[Dataset rows describing interfaces]
● ● ●
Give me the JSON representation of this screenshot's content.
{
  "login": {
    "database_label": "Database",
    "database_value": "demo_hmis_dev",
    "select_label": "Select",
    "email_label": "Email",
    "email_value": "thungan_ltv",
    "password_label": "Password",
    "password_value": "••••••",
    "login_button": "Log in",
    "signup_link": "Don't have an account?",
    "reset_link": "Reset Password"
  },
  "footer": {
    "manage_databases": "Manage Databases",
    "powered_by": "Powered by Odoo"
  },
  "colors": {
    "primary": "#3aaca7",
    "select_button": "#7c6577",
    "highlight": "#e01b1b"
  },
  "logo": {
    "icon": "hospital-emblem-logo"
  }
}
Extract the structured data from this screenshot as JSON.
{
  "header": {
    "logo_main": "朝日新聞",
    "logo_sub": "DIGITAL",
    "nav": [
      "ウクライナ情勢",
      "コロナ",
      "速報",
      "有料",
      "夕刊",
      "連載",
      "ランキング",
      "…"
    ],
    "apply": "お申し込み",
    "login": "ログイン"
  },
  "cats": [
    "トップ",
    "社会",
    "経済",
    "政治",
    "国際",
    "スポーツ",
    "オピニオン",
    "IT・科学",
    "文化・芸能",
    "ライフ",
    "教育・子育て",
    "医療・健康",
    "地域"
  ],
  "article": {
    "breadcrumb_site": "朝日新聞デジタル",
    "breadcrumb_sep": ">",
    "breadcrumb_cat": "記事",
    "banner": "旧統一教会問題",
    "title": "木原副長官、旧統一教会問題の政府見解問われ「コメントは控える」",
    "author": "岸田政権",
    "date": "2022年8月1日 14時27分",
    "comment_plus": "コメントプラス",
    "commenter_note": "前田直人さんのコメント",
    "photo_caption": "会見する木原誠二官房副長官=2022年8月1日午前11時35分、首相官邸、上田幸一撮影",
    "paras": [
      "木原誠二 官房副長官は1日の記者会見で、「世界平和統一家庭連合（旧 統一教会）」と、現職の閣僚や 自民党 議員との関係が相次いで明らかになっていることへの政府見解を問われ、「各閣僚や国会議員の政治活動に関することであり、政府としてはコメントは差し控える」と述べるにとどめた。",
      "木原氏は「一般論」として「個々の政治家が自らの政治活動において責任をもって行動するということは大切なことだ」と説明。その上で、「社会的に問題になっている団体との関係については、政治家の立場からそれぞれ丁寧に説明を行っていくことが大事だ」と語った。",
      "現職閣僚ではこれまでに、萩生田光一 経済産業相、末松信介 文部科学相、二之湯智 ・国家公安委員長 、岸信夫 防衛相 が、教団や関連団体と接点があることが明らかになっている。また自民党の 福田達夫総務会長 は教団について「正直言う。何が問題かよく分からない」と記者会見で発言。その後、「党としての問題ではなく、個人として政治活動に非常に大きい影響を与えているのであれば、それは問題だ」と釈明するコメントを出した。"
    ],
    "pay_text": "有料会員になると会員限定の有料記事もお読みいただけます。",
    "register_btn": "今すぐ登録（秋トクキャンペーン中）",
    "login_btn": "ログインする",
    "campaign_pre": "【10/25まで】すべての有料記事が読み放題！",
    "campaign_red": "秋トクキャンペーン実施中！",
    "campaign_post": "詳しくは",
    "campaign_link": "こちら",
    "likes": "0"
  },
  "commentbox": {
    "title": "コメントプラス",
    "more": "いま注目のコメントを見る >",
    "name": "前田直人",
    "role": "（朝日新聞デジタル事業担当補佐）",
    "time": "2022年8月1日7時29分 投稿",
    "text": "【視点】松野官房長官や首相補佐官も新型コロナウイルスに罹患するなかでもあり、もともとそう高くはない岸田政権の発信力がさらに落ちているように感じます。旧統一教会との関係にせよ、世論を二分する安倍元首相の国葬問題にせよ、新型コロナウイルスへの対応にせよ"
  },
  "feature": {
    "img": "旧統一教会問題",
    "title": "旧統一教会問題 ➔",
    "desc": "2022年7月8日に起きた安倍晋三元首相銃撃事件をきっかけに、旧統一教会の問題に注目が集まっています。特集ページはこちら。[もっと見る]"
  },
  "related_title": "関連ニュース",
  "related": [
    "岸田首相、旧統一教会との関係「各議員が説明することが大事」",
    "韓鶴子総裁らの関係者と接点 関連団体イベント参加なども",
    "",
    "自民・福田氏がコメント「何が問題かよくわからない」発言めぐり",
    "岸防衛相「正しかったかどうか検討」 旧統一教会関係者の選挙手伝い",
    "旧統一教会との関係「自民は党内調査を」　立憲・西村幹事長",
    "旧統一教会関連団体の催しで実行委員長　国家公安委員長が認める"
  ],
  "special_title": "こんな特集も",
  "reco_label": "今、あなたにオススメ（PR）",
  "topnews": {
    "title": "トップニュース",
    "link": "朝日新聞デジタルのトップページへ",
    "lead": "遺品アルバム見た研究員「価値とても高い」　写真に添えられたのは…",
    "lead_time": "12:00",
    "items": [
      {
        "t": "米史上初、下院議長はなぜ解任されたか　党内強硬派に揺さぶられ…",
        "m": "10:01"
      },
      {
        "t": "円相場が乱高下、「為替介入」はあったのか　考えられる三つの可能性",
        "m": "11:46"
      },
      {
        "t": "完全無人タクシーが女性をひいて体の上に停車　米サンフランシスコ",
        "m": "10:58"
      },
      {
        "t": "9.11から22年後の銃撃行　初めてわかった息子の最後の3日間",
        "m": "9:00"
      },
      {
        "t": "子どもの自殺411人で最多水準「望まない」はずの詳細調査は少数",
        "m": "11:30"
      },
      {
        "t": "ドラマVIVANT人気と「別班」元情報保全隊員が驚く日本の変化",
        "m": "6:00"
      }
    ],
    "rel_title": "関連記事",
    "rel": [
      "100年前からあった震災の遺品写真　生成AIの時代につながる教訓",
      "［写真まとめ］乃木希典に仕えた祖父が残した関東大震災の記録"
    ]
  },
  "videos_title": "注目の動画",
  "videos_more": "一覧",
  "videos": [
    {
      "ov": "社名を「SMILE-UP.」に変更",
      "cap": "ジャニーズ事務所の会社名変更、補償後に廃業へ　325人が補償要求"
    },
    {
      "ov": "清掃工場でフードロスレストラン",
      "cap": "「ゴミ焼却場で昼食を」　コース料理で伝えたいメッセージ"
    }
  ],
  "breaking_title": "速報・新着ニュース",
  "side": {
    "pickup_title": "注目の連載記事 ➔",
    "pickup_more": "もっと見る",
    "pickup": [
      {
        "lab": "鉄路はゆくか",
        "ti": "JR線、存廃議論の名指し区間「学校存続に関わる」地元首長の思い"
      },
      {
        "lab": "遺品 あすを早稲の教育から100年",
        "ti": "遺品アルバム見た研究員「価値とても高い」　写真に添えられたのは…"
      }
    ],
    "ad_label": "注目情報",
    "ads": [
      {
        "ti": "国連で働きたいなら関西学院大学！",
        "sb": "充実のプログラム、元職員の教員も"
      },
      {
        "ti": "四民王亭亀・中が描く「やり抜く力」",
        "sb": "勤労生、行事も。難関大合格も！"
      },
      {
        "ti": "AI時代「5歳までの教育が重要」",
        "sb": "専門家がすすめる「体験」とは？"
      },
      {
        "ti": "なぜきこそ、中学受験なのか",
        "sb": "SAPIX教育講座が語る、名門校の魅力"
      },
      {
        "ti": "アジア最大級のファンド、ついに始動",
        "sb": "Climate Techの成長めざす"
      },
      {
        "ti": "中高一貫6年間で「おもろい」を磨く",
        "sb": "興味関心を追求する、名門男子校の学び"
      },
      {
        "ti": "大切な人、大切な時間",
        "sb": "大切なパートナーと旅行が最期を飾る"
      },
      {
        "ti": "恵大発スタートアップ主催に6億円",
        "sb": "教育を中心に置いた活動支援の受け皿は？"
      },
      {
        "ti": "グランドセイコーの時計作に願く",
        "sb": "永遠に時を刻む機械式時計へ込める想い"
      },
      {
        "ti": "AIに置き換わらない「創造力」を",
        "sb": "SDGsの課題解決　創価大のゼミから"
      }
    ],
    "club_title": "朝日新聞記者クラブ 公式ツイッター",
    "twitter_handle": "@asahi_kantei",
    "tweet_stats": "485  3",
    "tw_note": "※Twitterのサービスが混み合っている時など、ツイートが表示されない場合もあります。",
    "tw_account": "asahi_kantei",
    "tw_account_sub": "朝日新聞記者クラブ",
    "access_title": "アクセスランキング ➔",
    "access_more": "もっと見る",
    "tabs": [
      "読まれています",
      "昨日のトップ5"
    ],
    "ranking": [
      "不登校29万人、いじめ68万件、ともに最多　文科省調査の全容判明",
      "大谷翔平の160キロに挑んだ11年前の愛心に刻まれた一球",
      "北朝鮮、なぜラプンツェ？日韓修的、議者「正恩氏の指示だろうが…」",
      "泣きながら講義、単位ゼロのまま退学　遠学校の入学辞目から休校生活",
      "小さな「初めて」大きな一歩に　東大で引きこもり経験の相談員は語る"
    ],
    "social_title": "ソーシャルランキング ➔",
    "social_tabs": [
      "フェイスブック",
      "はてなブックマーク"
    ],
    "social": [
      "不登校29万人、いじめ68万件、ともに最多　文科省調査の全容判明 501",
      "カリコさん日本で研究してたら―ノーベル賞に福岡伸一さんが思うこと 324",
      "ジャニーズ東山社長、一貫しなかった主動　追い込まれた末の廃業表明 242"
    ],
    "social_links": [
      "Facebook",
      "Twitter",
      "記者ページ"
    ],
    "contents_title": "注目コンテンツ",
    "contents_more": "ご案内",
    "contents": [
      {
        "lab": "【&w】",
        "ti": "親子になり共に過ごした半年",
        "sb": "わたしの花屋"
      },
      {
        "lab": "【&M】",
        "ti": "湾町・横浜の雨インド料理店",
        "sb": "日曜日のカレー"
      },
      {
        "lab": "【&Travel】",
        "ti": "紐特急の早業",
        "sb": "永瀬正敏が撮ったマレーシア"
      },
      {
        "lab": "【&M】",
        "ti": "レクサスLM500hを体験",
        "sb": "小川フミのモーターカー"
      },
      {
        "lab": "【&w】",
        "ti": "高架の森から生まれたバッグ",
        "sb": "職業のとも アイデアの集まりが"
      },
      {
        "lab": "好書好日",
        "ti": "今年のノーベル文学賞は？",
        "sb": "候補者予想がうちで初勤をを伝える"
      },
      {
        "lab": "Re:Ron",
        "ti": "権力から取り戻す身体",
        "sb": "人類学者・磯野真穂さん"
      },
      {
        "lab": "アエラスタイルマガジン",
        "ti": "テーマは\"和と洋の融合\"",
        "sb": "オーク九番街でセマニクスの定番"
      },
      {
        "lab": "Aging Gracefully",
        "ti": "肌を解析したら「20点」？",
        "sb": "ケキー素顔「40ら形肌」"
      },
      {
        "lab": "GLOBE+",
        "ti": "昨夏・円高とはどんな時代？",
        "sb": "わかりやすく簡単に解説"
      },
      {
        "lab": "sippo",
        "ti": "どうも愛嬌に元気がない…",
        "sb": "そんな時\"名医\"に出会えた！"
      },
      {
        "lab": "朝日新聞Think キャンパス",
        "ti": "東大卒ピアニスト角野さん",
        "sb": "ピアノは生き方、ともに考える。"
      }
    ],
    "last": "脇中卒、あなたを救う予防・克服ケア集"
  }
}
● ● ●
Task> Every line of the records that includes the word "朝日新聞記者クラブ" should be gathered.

Answer for this exercise>
    "club_title": "朝日新聞記者クラブ 公式ツイッター",
    "tw_account_sub": "朝日新聞記者クラブ",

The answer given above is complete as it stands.